For each API specific OAS, new task in Release pipeline was added:

- task: AzurePowerShell@4
displayName: Update API Management for Users API
azureSubscription: '${{ parameters.azureSubscriptionName }}'
scriptType: 'FilePath'
scriptPath: '$(Pipeline.Workspace)/Deployment/Scripts/Update-ApimOpenAPISpec.ps1'
scriptArguments: '-ResourceGroupName "${{ parameters.resourceGroupName }}" -ServiceName "${{ parameters.apiManagementName }}" -ServiceUrl "${{ parameters.apiManagementServiceUrl }}api/users" -ApiPath "api/users" -ApiName "Users" -SpecificationFilePath $(Pipeline.Workspace)\OpenAPI\Users.${{ parameters.environment }}.json'
errorActionPreference: 'stop'
azurePowerShellVersion: 'latestVersion'

Task is calling PowerShell script to import OpenAPI specification into Azure API Management:

[string] [Parameter(Mandatory=$true)] $ResourceGroupName,
[string] [Parameter(Mandatory=$true)] $ServiceName,
[string] [Parameter(Mandatory=$true)] $ServiceUrl,
[string] [Parameter(Mandatory=$true)] $ApiPath,
[string] [Parameter(Mandatory=$true)] $ApiName,
[string] [Parameter(Mandatory=$true)] $SpecificationFilePath

$apiMgmtContext = New-AzApiManagementContext -ResourceGroupName $ResourceGroupName -ServiceName $ServiceName

$api = Get-AzApiManagementApi -Context $apiMgmtContext -Name $ApiName
if ($null -eq $api) {
$api = New-AzApiManagementApi -Context $apiMgmtContext -Name $ApiName -ServiceUrl $ServiceUrl -Path $ApiPath -Protocols @("https")

Import-AzApiManagementApi -Context $apiMgmtContext `
-SpecificationPath $SpecificationFilePath `
-SpecificationFormat 'OpenApi' `
-Path $api.Path `
-ApiId $api.ApiId

Final words

Here is how APIs are shown in Azure API management after changes were made.

APIs imported after changes are done

Now I can define multiple API Management Products and include selected APIs for each Product.
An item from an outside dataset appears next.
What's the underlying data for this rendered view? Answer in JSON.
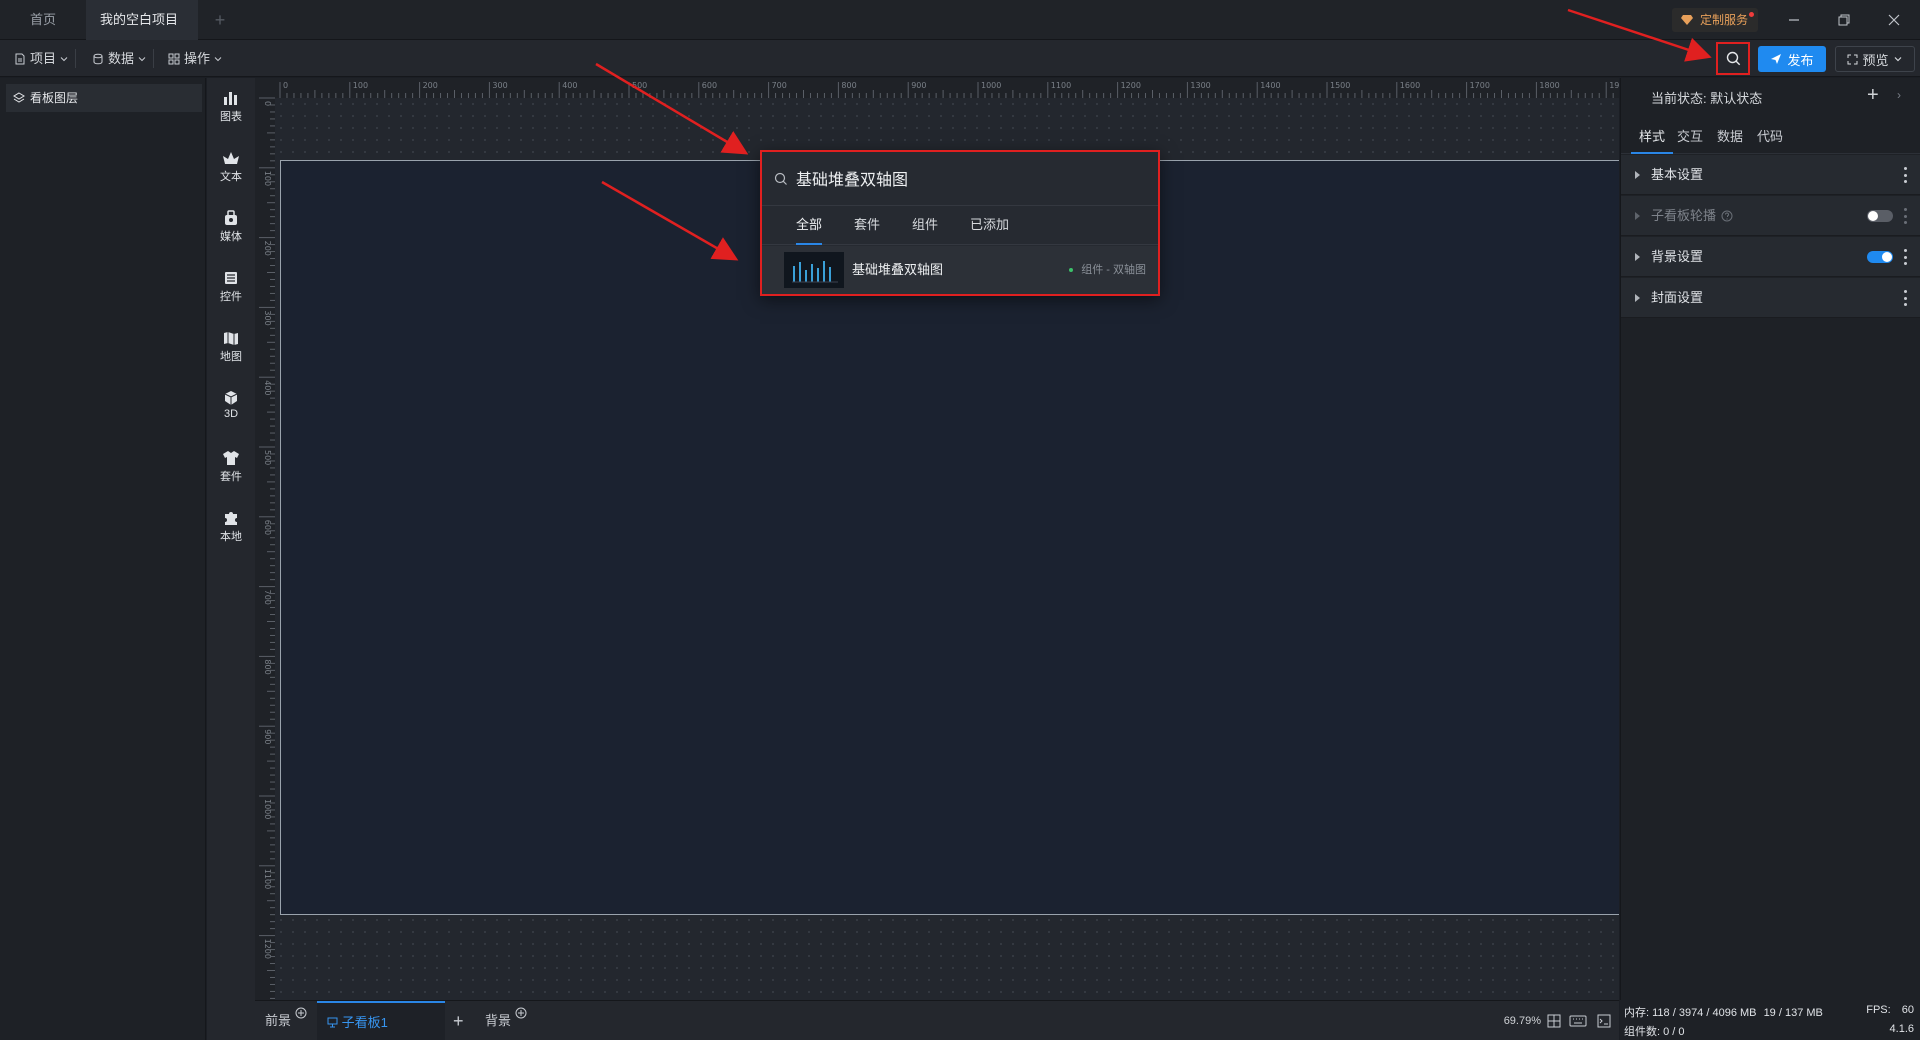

This was not possible without importing each ASP.NET Core Controller into own API Management API.

Thanks Twitter user @domze for great article below, it helped a lot to accomplish the goal!

Automating your OpenAPI updates to API Management through your CI/CD pipeline